# What you have to do:
Scan the entries below for the word "content" and copy every line in which it occurs.

# Materials provided:

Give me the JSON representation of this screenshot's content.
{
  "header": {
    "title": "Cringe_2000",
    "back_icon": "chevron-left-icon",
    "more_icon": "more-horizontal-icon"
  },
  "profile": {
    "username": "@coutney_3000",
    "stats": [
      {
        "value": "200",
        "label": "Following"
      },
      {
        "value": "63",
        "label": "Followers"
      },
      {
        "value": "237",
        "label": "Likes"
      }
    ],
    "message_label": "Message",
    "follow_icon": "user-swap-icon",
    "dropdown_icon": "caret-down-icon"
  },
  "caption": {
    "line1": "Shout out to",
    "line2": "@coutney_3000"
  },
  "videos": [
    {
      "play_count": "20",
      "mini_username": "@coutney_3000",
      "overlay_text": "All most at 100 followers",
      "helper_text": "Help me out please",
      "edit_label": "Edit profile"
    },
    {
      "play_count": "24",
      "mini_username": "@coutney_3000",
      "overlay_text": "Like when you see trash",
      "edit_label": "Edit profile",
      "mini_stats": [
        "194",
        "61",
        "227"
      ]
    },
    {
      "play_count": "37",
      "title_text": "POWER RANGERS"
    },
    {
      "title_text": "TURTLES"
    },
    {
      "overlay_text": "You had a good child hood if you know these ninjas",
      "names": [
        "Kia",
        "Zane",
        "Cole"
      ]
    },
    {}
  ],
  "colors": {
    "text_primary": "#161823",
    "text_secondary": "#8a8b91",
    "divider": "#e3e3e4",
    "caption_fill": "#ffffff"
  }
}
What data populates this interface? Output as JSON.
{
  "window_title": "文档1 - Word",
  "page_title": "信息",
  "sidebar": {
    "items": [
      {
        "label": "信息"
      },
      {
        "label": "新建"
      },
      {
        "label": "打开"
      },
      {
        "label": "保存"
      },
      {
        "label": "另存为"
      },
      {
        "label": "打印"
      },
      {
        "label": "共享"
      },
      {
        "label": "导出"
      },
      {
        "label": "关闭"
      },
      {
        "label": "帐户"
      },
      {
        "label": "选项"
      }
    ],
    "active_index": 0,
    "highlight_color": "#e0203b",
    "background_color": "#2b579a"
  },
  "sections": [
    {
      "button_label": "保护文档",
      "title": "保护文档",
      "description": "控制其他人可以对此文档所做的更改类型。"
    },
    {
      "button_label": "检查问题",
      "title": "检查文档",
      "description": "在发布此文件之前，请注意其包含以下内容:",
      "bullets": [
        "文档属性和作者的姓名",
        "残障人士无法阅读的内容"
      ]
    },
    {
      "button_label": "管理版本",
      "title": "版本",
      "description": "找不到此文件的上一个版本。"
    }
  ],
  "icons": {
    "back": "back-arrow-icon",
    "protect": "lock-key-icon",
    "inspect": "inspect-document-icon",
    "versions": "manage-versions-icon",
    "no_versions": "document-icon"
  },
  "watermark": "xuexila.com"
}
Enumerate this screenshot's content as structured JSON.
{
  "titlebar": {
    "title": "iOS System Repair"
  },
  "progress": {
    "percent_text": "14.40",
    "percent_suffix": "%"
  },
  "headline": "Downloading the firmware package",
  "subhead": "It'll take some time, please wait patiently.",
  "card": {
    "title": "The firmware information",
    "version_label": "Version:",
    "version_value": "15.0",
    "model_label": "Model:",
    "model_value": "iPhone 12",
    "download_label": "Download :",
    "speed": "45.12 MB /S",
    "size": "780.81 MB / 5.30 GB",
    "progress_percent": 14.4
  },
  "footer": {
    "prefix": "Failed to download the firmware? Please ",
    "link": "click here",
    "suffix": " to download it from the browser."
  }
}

# Answer box:
Give me the JSON representation of this screenshot's content.
Enumerate this screenshot's content as structured JSON.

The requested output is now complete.